According to a new food safety alert from the Centers for Disease Control and Prevention, dried fungus has been linked to a multi-state outbreak of Salmonella in the United States, prompting a recall of the products. Wismettac Asian Foods has voluntarily recalled dried wood ear mushrooms (aka, dried black fungus / dried fungus) and the CDC is urging consumers to avoid eating the product due to the risk of illness.
On September 24, the CDC updated an alert about a multi-state Salmonella outbreak to reveal that experts have linked it to dried fungus, a type of mushroom, sold by Wismettac Asian Foods. As of the most recent update, the CDC says that 41 people have contracted the strain of Salmonella linked to this outbreak with cases spread across 10 states. Of those cases, four people were hospitalized but no deaths have been reported.

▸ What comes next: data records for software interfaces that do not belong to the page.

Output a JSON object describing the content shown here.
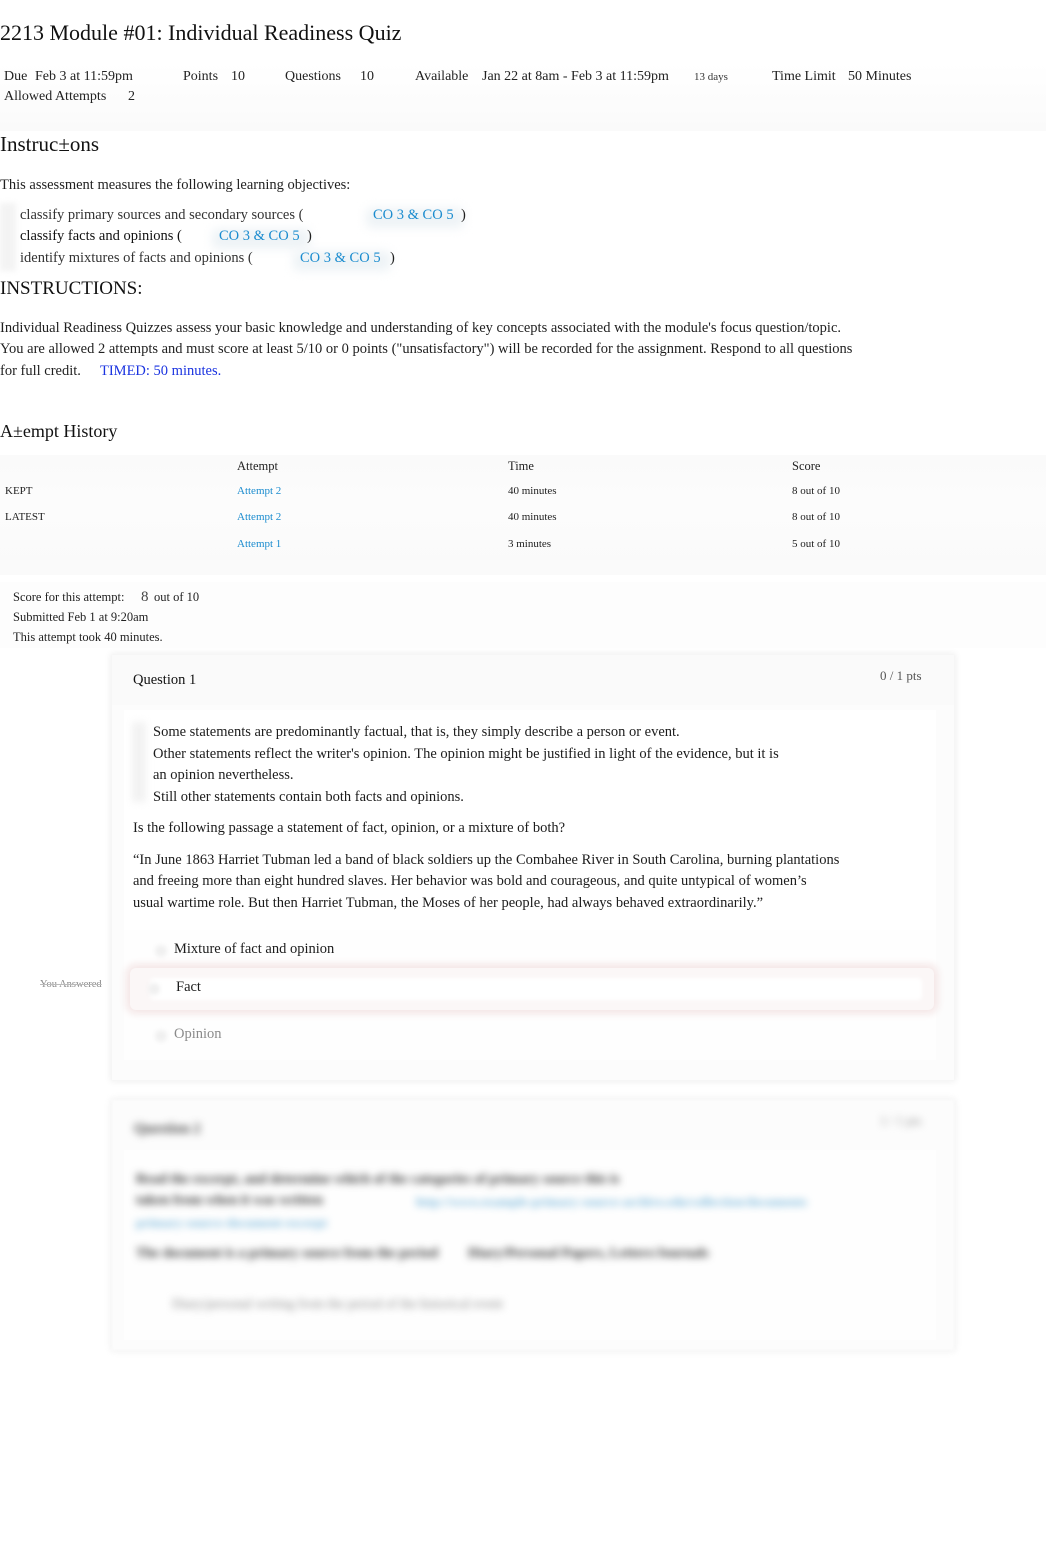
{
  "page": {
    "title": "2213 Module #01: Individual Readiness Quiz"
  },
  "details": {
    "due_label": "Due",
    "due_value": "Feb 3 at 11:59pm",
    "points_label": "Points",
    "points_value": "10",
    "questions_label": "Questions",
    "questions_value": "10",
    "available_label": "Available",
    "available_value": "Jan 22 at 8am - Feb 3 at 11:59pm",
    "available_duration": "13 days",
    "time_limit_label": "Time Limit",
    "time_limit_value": "50 Minutes",
    "allowed_attempts_label": "Allowed Attempts",
    "allowed_attempts_value": "2"
  },
  "instructions": {
    "heading": "Instruc±ons",
    "intro": "This assessment measures the following learning objectives:",
    "objectives": [
      {
        "text": "classify primary sources and secondary sources (",
        "link": "CO 3 & CO 5",
        "close": ")"
      },
      {
        "text": "classify facts and opinions (",
        "link": "CO 3 & CO 5",
        "close": ")"
      },
      {
        "text": "identify mixtures of facts and opinions (",
        "link": "CO 3 & CO 5",
        "close": ")"
      }
    ],
    "subheading": "INSTRUCTIONS:",
    "paragraph_lines": [
      "Individual Readiness Quizzes assess your basic knowledge and understanding of key concepts associated with the module's focus question/topic.",
      "You are allowed 2 attempts and must score at least 5/10 or 0 points (\"unsatisfactory\") will be recorded for the assignment. Respond to all questions",
      "for full credit."
    ],
    "timed_note": "TIMED: 50 minutes."
  },
  "attempt_history": {
    "heading": "A±empt History",
    "columns": [
      "",
      "Attempt",
      "Time",
      "Score"
    ],
    "rows": [
      {
        "label": "KEPT",
        "attempt": "Attempt 2",
        "time": "40 minutes",
        "score": "8 out of 10"
      },
      {
        "label": "LATEST",
        "attempt": "Attempt 2",
        "time": "40 minutes",
        "score": "8 out of 10"
      },
      {
        "label": "",
        "attempt": "Attempt 1",
        "time": "3 minutes",
        "score": "5 out of 10"
      }
    ]
  },
  "current_attempt": {
    "score_label": "Score for this attempt:",
    "score_value": "8",
    "score_total": "out of 10",
    "submitted": "Submitted Feb 1 at 9:20am",
    "duration": "This attempt took 40 minutes."
  },
  "questions": [
    {
      "title": "Question 1",
      "points": "0 / 1 pts",
      "bullets": [
        "Some statements are predominantly factual, that is, they simply describe a person or event.",
        "Other statements reflect the writer's opinion. The opinion might be justified in light of the evidence, but it is",
        "an opinion nevertheless.",
        "Still other statements contain both facts and opinions."
      ],
      "prompt": "Is the following passage a statement of fact, opinion, or a mixture of both?",
      "passage_lines": [
        "“In June 1863 Harriet Tubman led a band of black soldiers up the Combahee River in South Carolina, burning plantations",
        "and freeing more than eight hundred slaves. Her behavior was bold and courageous, and quite untypical of women’s",
        "usual wartime role. But then Harriet Tubman, the Moses of her people, had always behaved extraordinarily.”"
      ],
      "answers": [
        {
          "text": "Mixture of fact and opinion",
          "state": "none"
        },
        {
          "text": "Fact",
          "state": "selected-wrong"
        },
        {
          "text": "Opinion",
          "state": "muted"
        }
      ],
      "you_answered_label": "You Answered"
    },
    {
      "title": "Question 2",
      "points": "1 / 1 pts",
      "blurred": true,
      "line1": "Read the excerpt, and determine which of the categories of primary source this is",
      "line2": "taken from when it was written",
      "link1": "http://www.example-primary-source-archive.edu/collection/documents",
      "link2": "primary-source-document-excerpt",
      "line3": "The document is a primary source from the period",
      "line4": "Diary/Personal Papers, Letters/Journals",
      "answer": "Diary/personal writing from the period of the historical event"
    }
  ]
}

Dried fungus, also called wood ear mushroom due to its appearance when fresh, is commonly used as an ingredient in Asian cuisine like ramen. Though the dried fungus can be purchased in many stores, this outbreak only involves mushrooms that were distributed to restaurants. Consumers won’t have any of these mushrooms lurking in their pantry as a result, but it may be harder to avoid accidentally ingesting these recalled mushrooms when eating at a restaurant.
The company has published a recall notice for these mushrooms and has alerted distributors that purchased the product. Consumers are urged to ask restaurants about the source of their wood ear mushrooms before ordering a meal to ensure they don’t come from Shirakiku-brand Black Fungus Kikurage products. These recalled mushrooms were sold dried in 5lb bags, according to the CDC.

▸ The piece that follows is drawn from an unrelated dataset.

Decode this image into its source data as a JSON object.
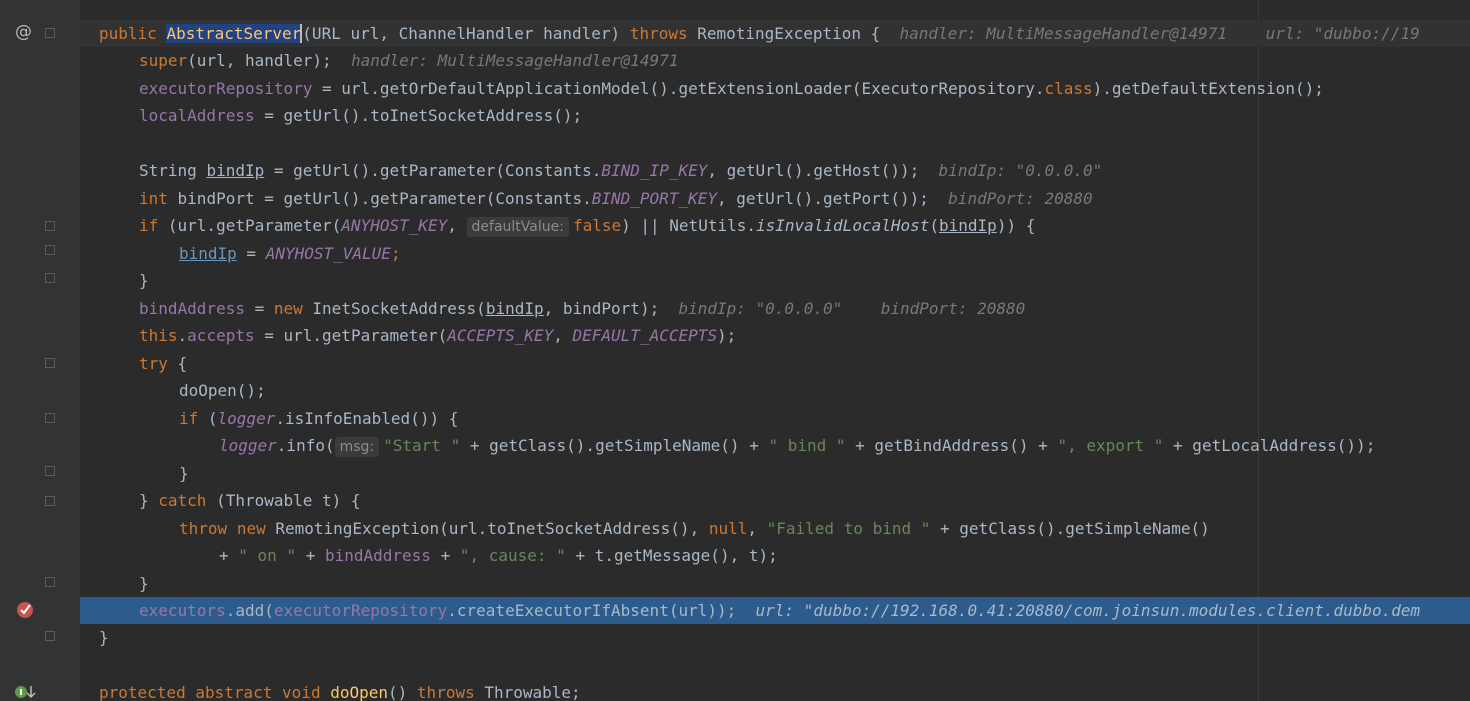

As with any Salmonella outbreak, any surface that comes into contact with the mushrooms must be sanitized to avoid spreading the bacteria. Though Salmonella isn’t typically deadly, it can be severe in a small percentage of patients that contract it, including young kids, the elderly, and those who have compromised immune systems.